If we look at the information on Eirik Hanson (Jon Eiriksons's father), we can see that he drowned in 1824 at the age of 61. We can therefore figure out that he was born in 1763. His father, Hans Jonson, is listed as having died at age 71 in 1817, which would mean that his father was born in 1746. This is quite interesting! If Hans Jonson was born in 1746 he would have been 17 years old when he became the father of Eirik Hanson in 1763. While this is certainly possible, it should raise a red flag for us. I am quite sure that it would have caused more than the raising of a red flag in 1763! Fortunately we can (and should) turn to the microfilmed churchbook to verify this information. There we find the priest's handwritten entry when Hans was baptised -- not in 1746 but in 1743. The bygdebok is wrong again!

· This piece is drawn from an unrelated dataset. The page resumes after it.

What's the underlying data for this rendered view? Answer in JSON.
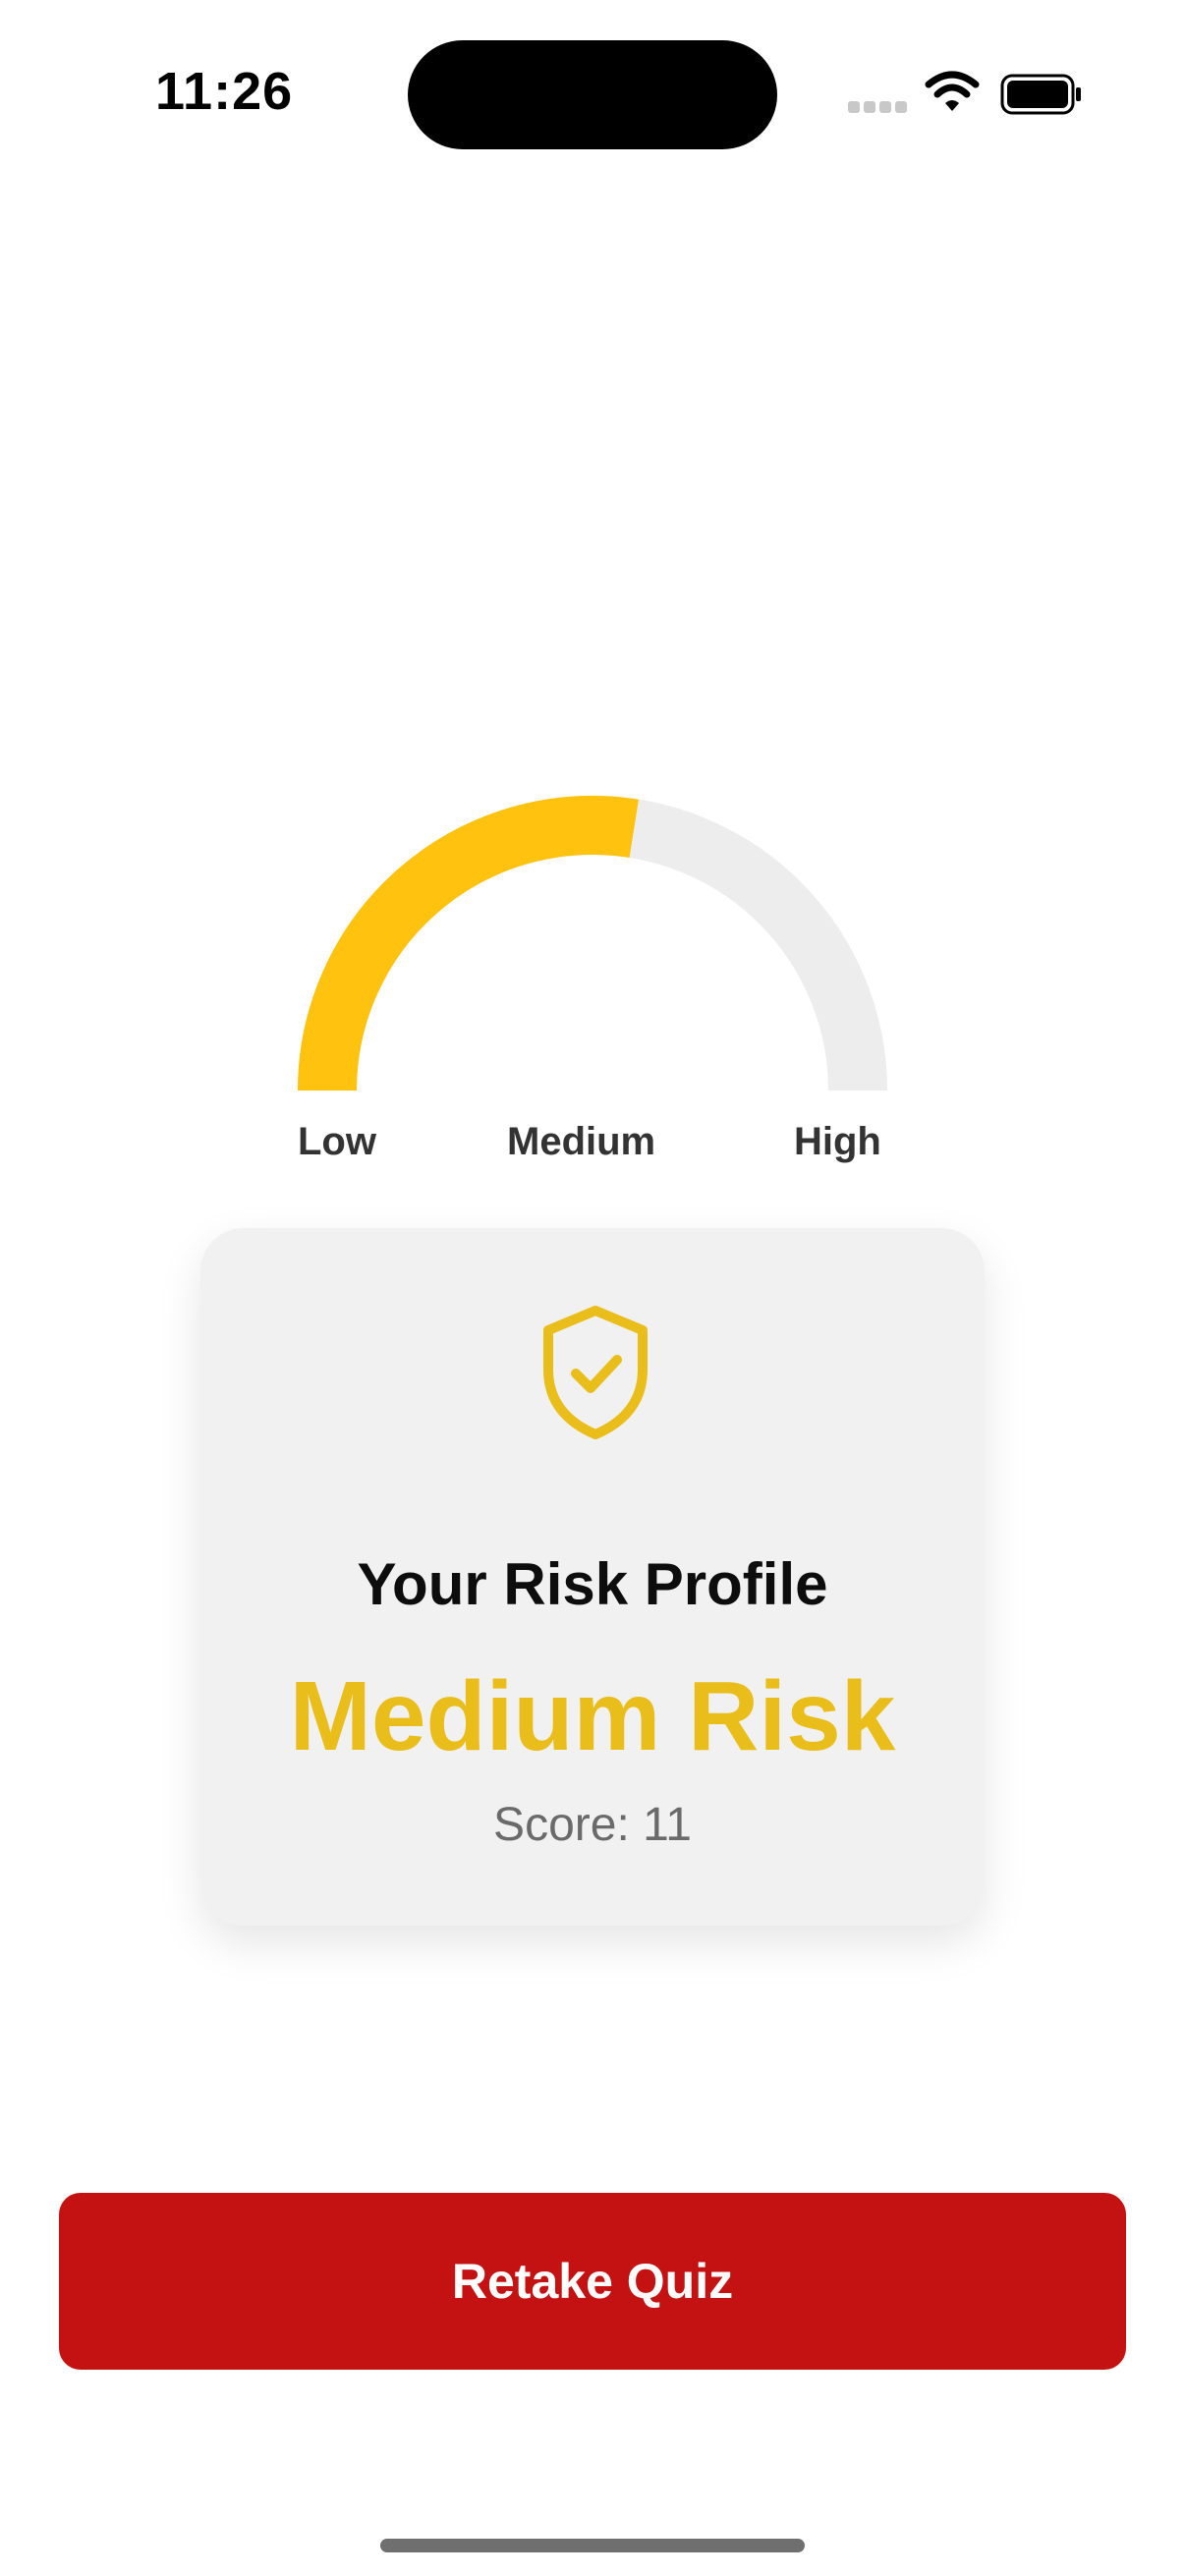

By now you might be wondering if you should even use bygdebøker, given the many errors that are found in these books. The answer is a resounding yes! Keep in mind that we started a few minutes ago with my great grandparents, Daniel Jonson Føllesdal (1869 - 1923) and his wife Berte Sørensen (1871 - 1937). Now we are getting a red flag over the date of birth of Daniel's ancestor, Hans Jonson (1743 - 1817). We have moved back four generations in just a few minutes, and the red flag can quickly be dealt with by turning to a microfilm of the churchbook. (Most of these microfilms are available at LDS Family History Centers).
In conclusion we can say that bygdebøker are a very valuable resource for Norwegian genealogy research. There are typographical errors, as well as pure carelessness in copying information from the many records that were used by the authors of these books. As I mentioned earlier, a healthy skepticism is called for when you read a bygdebok: you are dealing with a secondary source, and you will need to verify the information that you obtain by reviewing the original sources yourself. A bygdebok should be treated as a roadmap or a rough draft of your family tree. In almost all instances you will find that the information in the book is correct. When there is an error, you will quickly discover it as you go about verifying the information in the original sources.
This short tutorial is one of several items in my section on bygdebøker. You can print out a copy of this tutorial as well as the Norwegian - English bygdebok dictionary for your own use. (I hold the copyright to these, but you have my permission to print out a copy for your own personal use). You will also find a brief article on how you can obtain a bygdebok by Inter Library Loan. Within a few weeks you too could be reading the bygdebok for the community where you ancestors lived!
© John Follesdal, 1997, 1998